• **Your instructions**:
Look below. Copy each line that has "github" in it.

──────

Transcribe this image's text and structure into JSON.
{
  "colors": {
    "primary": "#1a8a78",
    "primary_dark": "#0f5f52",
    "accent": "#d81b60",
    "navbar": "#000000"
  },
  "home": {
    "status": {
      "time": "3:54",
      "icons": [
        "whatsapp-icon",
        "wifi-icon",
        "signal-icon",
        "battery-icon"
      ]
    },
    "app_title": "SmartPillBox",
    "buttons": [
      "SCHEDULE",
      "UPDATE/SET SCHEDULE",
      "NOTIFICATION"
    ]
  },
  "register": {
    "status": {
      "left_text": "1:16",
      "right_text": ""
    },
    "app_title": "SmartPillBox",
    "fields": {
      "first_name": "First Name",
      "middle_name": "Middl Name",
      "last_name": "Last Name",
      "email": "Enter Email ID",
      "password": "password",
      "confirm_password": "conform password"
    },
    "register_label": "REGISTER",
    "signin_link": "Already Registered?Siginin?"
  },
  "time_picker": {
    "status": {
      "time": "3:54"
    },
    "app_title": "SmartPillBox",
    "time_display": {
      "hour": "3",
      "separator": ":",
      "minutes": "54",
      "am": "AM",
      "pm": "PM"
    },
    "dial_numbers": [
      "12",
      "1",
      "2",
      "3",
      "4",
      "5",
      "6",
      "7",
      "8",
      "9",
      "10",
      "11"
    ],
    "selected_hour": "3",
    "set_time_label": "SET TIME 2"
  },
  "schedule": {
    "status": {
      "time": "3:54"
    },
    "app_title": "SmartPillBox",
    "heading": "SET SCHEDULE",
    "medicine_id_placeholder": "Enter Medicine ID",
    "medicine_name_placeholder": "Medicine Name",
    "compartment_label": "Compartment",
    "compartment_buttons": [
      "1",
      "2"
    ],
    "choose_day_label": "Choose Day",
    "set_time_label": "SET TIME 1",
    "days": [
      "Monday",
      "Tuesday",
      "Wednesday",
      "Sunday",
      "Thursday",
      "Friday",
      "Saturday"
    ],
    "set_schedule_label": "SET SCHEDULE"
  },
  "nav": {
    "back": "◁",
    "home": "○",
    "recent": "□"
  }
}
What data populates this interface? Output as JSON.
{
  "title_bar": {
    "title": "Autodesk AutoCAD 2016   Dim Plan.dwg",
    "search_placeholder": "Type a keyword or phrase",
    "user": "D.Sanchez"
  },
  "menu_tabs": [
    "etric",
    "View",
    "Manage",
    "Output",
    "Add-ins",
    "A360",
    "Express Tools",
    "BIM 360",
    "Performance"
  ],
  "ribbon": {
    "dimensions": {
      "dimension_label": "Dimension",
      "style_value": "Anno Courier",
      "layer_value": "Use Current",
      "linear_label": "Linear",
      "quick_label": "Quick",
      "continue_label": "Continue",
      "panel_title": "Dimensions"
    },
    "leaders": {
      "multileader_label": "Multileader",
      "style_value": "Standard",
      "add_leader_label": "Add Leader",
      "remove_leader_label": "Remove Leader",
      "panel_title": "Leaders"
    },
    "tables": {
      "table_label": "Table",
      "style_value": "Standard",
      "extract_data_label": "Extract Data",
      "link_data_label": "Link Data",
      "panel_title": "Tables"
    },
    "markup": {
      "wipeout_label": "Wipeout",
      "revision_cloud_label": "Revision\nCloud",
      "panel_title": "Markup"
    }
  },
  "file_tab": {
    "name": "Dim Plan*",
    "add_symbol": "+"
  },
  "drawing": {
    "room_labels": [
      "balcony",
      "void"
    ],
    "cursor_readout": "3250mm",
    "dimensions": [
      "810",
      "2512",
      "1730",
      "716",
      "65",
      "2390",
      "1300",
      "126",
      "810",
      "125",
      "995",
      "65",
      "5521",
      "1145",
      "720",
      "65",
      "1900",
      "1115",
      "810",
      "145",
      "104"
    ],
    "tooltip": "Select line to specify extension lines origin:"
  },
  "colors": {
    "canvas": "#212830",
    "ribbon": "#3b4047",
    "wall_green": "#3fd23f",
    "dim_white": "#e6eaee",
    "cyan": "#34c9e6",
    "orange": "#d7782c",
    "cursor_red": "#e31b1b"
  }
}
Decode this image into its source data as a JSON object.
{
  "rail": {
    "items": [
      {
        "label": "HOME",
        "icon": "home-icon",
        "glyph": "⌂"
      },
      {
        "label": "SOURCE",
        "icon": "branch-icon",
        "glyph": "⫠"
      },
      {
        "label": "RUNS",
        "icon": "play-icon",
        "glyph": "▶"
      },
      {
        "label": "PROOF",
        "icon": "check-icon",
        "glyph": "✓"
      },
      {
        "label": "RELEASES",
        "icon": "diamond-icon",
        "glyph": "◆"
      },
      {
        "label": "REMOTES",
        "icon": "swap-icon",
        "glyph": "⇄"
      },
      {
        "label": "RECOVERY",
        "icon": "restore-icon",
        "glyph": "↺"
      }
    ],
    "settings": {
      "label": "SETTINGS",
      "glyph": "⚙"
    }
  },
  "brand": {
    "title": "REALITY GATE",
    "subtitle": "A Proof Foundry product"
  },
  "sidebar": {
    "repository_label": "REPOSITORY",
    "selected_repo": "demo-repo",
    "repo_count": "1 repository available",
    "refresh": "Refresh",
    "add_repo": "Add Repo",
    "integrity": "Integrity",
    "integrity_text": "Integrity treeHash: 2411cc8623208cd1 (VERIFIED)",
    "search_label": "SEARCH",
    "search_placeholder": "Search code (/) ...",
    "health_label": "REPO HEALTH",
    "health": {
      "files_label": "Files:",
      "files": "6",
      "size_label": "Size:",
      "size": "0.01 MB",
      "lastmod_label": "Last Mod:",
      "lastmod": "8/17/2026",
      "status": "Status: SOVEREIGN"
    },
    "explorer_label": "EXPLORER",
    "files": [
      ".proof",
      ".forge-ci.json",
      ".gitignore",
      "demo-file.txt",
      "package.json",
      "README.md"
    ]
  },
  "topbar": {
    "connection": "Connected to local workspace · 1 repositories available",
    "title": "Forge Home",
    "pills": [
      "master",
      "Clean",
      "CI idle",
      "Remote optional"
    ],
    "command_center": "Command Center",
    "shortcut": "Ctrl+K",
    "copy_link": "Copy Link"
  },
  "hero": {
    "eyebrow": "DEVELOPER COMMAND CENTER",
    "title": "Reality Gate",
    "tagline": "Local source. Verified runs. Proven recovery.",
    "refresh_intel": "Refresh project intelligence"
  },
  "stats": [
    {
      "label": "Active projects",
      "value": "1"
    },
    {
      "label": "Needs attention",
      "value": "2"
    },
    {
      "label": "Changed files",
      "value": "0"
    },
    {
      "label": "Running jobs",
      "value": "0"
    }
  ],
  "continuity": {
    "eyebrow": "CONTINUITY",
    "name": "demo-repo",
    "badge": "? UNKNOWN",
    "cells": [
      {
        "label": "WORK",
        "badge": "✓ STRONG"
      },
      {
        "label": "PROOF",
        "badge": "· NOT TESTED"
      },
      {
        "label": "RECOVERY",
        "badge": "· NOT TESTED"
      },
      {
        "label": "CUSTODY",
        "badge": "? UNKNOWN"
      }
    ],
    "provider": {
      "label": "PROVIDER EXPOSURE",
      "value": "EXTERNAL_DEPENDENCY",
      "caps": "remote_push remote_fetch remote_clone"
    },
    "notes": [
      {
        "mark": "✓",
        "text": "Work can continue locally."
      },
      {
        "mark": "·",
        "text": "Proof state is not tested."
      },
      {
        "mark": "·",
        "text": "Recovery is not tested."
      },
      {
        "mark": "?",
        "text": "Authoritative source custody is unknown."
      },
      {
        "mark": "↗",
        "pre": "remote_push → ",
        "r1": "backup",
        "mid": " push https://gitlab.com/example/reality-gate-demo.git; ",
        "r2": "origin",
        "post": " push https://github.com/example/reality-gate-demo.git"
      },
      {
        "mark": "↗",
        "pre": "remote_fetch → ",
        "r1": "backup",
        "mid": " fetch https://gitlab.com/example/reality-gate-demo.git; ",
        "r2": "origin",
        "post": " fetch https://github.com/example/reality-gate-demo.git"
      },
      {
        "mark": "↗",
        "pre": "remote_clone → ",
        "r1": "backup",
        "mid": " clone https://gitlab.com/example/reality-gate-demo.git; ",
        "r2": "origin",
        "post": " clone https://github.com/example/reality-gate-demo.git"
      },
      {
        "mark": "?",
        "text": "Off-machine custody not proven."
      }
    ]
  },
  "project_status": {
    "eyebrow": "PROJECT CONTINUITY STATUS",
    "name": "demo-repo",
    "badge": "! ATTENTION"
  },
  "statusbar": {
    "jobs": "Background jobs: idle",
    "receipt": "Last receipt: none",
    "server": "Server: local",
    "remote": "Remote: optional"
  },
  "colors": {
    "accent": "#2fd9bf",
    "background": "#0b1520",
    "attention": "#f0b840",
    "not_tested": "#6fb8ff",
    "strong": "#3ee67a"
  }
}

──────

• **Exercise output**:
        "post": " push https://github.com/example/reality-gate-demo.git"
        "post": " fetch https://github.com/example/reality-gate-demo.git"
        "post": " clone https://github.com/example/reality-gate-demo.git"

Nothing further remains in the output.